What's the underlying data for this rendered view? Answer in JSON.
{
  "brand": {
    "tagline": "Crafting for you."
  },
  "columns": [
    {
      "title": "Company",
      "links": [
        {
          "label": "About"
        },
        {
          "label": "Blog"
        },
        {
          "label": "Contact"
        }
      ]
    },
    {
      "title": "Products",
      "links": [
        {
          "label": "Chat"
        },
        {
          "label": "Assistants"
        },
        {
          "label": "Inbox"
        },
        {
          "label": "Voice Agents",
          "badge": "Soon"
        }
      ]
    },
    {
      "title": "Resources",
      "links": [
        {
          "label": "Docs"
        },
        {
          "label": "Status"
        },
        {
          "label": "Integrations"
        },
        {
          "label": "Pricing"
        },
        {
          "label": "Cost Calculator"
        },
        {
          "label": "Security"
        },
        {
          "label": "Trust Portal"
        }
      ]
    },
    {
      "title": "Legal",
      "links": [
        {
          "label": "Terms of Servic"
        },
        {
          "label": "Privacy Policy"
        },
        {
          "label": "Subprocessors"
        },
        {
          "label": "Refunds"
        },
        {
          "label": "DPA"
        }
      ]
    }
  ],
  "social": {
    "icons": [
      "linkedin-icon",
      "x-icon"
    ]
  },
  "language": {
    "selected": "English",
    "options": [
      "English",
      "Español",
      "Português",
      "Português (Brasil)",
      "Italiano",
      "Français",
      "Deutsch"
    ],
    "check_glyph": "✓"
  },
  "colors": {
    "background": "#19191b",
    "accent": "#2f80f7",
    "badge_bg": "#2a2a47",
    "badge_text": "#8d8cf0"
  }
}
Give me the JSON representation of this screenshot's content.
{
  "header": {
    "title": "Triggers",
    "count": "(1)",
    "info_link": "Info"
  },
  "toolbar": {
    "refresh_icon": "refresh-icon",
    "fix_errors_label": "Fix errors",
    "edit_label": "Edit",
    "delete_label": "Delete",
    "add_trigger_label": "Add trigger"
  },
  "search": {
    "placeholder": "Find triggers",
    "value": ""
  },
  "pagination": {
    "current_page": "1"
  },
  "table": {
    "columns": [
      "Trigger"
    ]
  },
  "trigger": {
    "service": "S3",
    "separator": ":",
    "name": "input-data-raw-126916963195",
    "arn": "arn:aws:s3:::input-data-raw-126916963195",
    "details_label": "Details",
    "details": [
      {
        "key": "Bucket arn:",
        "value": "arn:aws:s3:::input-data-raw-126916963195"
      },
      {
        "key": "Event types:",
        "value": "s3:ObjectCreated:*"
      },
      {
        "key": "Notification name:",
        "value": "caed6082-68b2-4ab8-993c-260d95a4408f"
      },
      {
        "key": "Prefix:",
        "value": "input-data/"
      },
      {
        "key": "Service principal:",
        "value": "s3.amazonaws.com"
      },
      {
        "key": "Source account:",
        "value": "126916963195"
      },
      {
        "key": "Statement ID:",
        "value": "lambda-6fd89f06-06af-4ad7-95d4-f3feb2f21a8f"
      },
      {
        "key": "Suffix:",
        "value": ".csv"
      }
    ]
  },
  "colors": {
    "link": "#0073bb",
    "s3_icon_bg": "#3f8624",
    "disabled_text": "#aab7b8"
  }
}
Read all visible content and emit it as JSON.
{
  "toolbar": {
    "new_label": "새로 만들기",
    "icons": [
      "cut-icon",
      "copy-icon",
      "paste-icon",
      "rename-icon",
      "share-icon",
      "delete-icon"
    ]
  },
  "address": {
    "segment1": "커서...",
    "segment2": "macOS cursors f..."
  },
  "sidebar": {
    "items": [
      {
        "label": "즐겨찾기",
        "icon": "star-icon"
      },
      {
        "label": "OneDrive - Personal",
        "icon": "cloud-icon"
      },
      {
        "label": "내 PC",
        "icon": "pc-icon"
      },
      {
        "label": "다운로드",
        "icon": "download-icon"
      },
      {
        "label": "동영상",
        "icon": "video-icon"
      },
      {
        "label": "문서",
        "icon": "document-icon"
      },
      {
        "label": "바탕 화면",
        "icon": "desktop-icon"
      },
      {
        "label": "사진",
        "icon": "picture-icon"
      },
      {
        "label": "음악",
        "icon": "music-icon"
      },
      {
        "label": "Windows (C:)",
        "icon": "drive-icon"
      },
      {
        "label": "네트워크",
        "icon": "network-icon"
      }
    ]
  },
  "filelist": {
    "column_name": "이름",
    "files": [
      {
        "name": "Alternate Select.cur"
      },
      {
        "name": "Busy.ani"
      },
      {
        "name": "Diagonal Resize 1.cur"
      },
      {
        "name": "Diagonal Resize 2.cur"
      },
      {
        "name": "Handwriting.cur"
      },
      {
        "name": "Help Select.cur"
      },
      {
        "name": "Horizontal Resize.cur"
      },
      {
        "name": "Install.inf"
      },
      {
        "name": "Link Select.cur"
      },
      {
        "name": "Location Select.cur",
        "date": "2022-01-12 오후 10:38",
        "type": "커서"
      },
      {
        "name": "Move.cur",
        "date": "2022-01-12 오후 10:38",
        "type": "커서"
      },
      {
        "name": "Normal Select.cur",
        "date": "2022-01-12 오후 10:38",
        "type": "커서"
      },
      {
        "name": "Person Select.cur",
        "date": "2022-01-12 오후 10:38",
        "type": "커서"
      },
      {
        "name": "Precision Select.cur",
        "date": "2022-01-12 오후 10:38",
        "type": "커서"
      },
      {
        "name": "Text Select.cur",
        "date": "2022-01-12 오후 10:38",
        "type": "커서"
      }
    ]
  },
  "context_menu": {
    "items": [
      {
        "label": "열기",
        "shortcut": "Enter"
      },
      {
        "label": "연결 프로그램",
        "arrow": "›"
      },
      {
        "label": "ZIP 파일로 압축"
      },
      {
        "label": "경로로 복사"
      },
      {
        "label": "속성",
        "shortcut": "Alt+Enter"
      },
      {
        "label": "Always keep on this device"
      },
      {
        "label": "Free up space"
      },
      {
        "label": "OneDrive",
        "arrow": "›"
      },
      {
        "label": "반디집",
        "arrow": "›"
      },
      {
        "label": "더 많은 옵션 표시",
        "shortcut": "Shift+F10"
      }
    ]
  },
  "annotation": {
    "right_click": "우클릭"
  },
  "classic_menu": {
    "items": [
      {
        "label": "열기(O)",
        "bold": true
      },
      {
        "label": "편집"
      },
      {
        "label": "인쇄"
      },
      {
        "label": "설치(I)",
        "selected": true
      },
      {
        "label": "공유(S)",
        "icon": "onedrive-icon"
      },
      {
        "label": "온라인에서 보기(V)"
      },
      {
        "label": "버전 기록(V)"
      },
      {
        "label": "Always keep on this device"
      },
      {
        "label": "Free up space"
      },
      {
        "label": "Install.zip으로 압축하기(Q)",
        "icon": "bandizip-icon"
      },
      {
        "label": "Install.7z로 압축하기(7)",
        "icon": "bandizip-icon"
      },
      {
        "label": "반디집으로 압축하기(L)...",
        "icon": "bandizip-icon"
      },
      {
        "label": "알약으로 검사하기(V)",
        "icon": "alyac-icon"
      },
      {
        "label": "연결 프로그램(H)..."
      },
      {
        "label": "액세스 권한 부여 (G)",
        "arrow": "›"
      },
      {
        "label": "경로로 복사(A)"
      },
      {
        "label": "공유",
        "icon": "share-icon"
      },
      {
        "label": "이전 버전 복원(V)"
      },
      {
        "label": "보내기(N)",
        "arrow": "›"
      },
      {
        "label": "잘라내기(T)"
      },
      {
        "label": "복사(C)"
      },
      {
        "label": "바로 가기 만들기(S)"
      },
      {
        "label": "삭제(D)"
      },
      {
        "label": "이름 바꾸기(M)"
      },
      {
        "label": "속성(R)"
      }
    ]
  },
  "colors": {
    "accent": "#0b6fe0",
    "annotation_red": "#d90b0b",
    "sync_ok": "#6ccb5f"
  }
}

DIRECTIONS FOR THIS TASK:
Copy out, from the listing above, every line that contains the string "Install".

WRITTEN SOLUTION:
        "name": "Install.inf"
        "label": "Install.zip으로 압축하기(Q)",
        "label": "Install.7z로 압축하기(7)",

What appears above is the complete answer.